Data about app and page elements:
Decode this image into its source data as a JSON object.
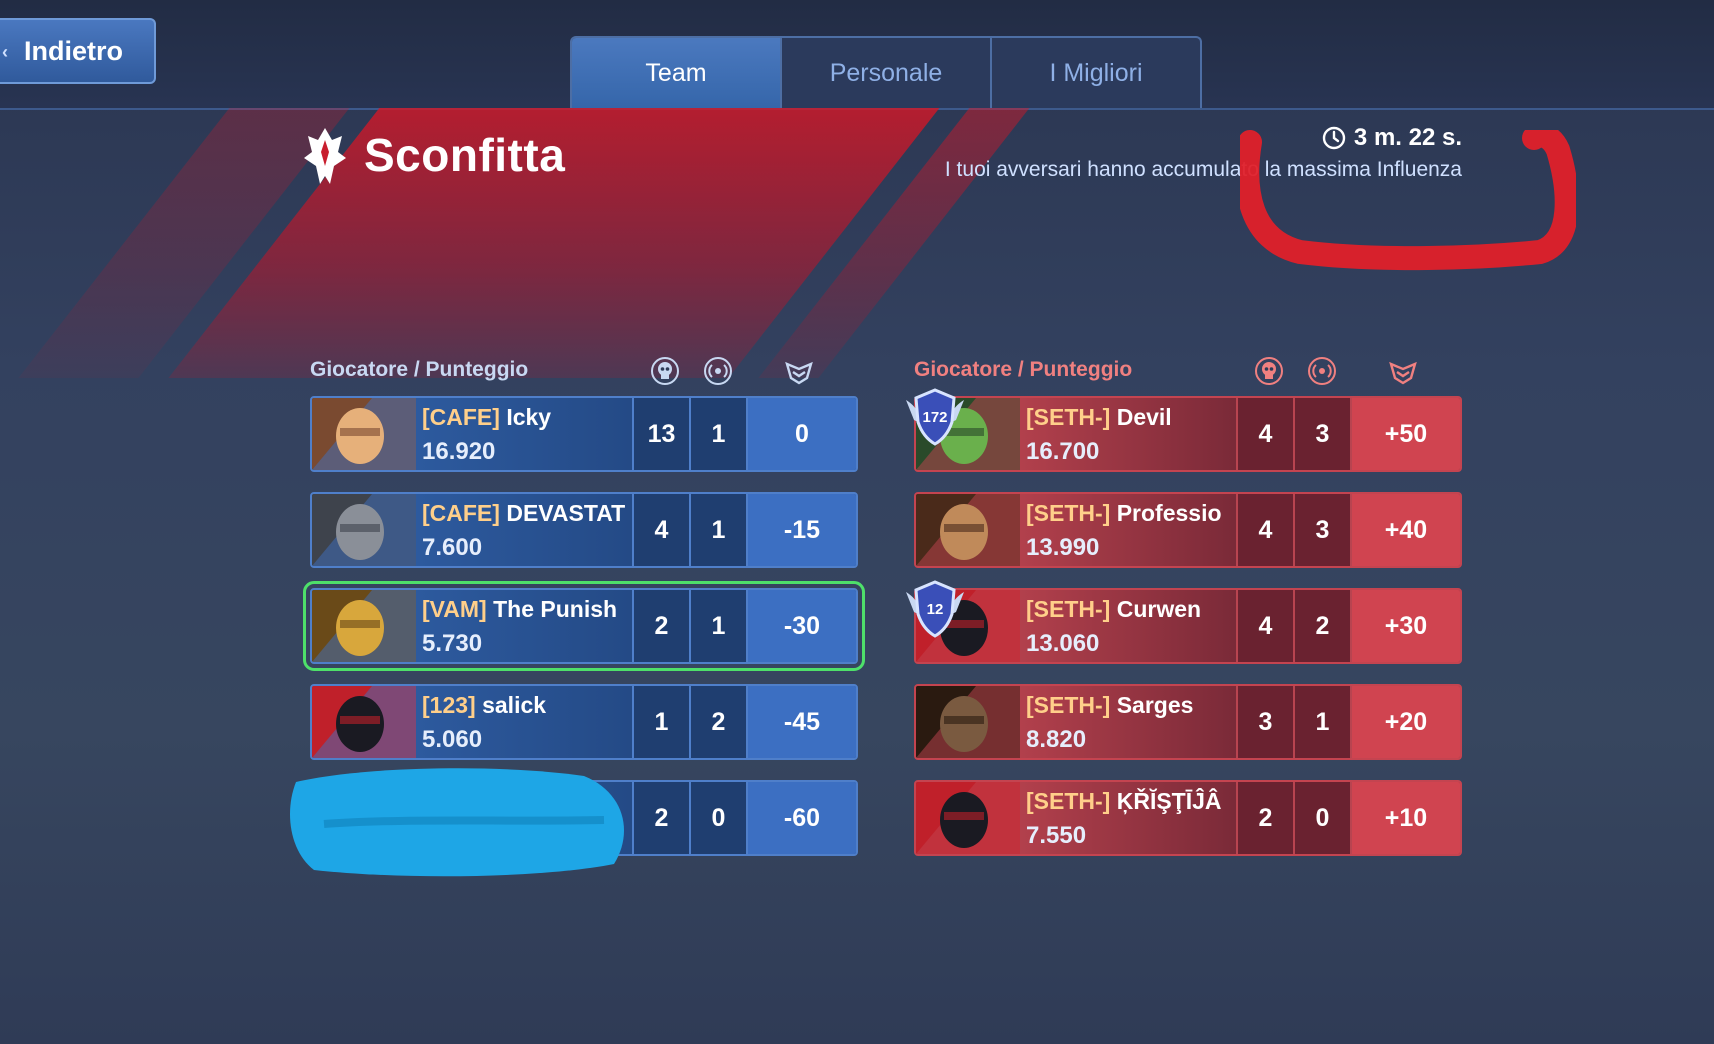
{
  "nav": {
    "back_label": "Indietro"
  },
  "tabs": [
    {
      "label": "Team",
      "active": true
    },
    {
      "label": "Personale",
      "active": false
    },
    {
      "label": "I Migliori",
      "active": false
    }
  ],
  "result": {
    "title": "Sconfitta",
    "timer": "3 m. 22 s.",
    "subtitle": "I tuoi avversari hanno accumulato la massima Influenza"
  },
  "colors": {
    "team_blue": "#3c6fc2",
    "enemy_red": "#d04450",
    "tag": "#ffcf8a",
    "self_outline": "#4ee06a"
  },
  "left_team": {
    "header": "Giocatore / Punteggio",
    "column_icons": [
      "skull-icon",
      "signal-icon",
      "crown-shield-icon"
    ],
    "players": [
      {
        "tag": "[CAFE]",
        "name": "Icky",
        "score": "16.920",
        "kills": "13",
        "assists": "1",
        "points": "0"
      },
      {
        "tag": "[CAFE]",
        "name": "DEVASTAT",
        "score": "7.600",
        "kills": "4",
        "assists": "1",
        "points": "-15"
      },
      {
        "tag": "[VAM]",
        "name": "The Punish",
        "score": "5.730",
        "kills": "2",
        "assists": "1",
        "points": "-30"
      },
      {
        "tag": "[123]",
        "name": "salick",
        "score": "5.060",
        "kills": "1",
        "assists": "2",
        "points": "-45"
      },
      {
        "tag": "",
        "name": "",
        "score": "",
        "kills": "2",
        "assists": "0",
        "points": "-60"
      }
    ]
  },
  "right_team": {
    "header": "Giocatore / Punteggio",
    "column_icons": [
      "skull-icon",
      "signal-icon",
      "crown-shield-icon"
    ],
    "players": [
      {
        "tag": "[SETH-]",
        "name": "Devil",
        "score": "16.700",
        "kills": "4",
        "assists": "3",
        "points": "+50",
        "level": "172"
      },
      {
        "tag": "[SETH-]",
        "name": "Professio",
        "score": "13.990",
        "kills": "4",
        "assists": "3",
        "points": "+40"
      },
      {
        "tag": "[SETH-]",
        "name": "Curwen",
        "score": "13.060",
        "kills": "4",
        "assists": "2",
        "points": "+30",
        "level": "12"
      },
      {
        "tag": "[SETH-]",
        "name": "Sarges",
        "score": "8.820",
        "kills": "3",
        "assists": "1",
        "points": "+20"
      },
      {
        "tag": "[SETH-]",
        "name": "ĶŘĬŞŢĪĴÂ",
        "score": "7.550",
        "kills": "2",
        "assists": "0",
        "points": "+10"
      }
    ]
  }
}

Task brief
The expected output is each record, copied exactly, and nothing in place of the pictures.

Response box
Decode this image into its source data as a JSON object.
{
  "nav": {
    "back_label": "Indietro"
  },
  "tabs": [
    {
      "label": "Team",
      "active": true
    },
    {
      "label": "Personale",
      "active": false
    },
    {
      "label": "I Migliori",
      "active": false
    }
  ],
  "result": {
    "title": "Sconfitta",
    "timer": "3 m. 22 s.",
    "subtitle": "I tuoi avversari hanno accumulato la massima Influenza"
  },
  "colors": {
    "team_blue": "#3c6fc2",
    "enemy_red": "#d04450",
    "tag": "#ffcf8a",
    "self_outline": "#4ee06a"
  },
  "left_team": {
    "header": "Giocatore / Punteggio",
    "column_icons": [
      "skull-icon",
      "signal-icon",
      "crown-shield-icon"
    ],
    "players": [
      {
        "tag": "[CAFE]",
        "name": "Icky",
        "score": "16.920",
        "kills": "13",
        "assists": "1",
        "points": "0"
      },
      {
        "tag": "[CAFE]",
        "name": "DEVASTAT",
        "score": "7.600",
        "kills": "4",
        "assists": "1",
        "points": "-15"
      },
      {
        "tag": "[VAM]",
        "name": "The Punish",
        "score": "5.730",
        "kills": "2",
        "assists": "1",
        "points": "-30"
      },
      {
        "tag": "[123]",
        "name": "salick",
        "score": "5.060",
        "kills": "1",
        "assists": "2",
        "points": "-45"
      },
      {
        "tag": "",
        "name": "",
        "score": "",
        "kills": "2",
        "assists": "0",
        "points": "-60"
      }
    ]
  },
  "right_team": {
    "header": "Giocatore / Punteggio",
    "column_icons": [
      "skull-icon",
      "signal-icon",
      "crown-shield-icon"
    ],
    "players": [
      {
        "tag": "[SETH-]",
        "name": "Devil",
        "score": "16.700",
        "kills": "4",
        "assists": "3",
        "points": "+50",
        "level": "172"
      },
      {
        "tag": "[SETH-]",
        "name": "Professio",
        "score": "13.990",
        "kills": "4",
        "assists": "3",
        "points": "+40"
      },
      {
        "tag": "[SETH-]",
        "name": "Curwen",
        "score": "13.060",
        "kills": "4",
        "assists": "2",
        "points": "+30",
        "level": "12"
      },
      {
        "tag": "[SETH-]",
        "name": "Sarges",
        "score": "8.820",
        "kills": "3",
        "assists": "1",
        "points": "+20"
      },
      {
        "tag": "[SETH-]",
        "name": "ĶŘĬŞŢĪĴÂ",
        "score": "7.550",
        "kills": "2",
        "assists": "0",
        "points": "+10"
      }
    ]
  }
}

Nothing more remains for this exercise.